Domestic Abuse in the LGBTQ+ Community
Domestic abuse awareness tends to focus on heterosexual couples, specifically female victims. However, abuse can happen in any relationship. The LGBTQ+ community isn't immune. In fact, statistics show there may be an even more significant problem in same-sex relationships:
- Nearly 44% of lesbians and 61% of bisexual women report incidents of rape, violence, or stalking by an intimate partner. Only 35% of heterosexual women reported the same.
- 26% of gay men and 37% of bisexual men report experiencing rape, physical violence, or stalking by a partner, compared to 29% of heterosexual men.
- Only 26% of gay men called the police after a near-fatal violent experience.
- A 2012 study found that only about 5% of all LGBTQ+ domestic abuse survivors seek protective orders against their abusers.
- LGBTQ+ people of color face even greater incidences of domestic abuse than those who identify as white.
- Transgender abuse victims report increased rates of physical violence and harmful emotional abuse directly related to their gender identity.
(Statistics from the National Domestic Violence Hotline)
The Barriers to Getting Help
Even though rates of domestic abuse in LGBTQ+ communities are higher than among cisgender, heterosexual couples, survivors face more barriers when seeking help.
Those experiencing the abuse often fear being "outed" by their abuser, especially if they haven't revealed their sexual orientation or gender identity to friends, family, or colleagues. That, combined with the trauma and bullying they have likely experienced as an LGBTQ+ person, makes them less likely to risk being outed.
Secondly, LGBTQ+ folks face fewer options upon leaving a relationship. Many shelters serve cisgender women. Those who identify as anything else – gay men, transgender men and women, nonbinary people – cannot access the services available at these shelters. Many cities are beginning to offer services to anyone, regardless of gender identity or sexual orientation, but these services can be challenging to find and even harder to access.
Finally, there is the issue of law enforcement. Many LGBTQ+ people hesitate to report abuse to the police – or involve law enforcement in any way – because of a longstanding history of mistreatment. Data shows that law enforcement's discrimination and harassment of LGBTQ+ people remains a pervasive problem, despite efforts to promote cultural change. LGBTQ+ people who experience abuse are far less likely to report abuse to police or seek protective orders, fearing the treatment they might experience.

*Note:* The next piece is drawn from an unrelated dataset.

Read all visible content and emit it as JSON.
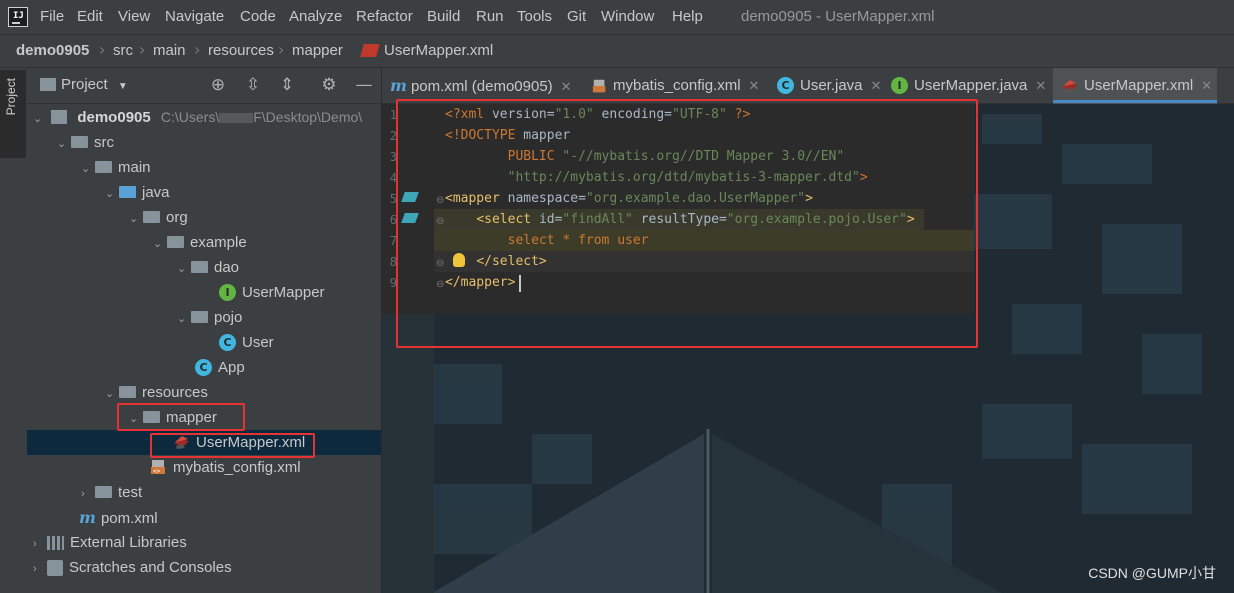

How LGBTQ+ Folks Can Escape Domestic Violence
Abuse is never okay. It's not okay for any human to abuse another human, period. A man should never abuse a woman. A woman should never abuse a man. And someone from the LGBTQ+ community should never accept abuse from a partner.
If you are experiencing domestic abuse from a same-sex partner, get help. Tell someone you trust. Contact the National Domestic Violence Hotline or contact an LGBTQ+-allied organization. No one deserves to live with abuse.
You can also search LGBTQ+-specific domestic abuse resources here.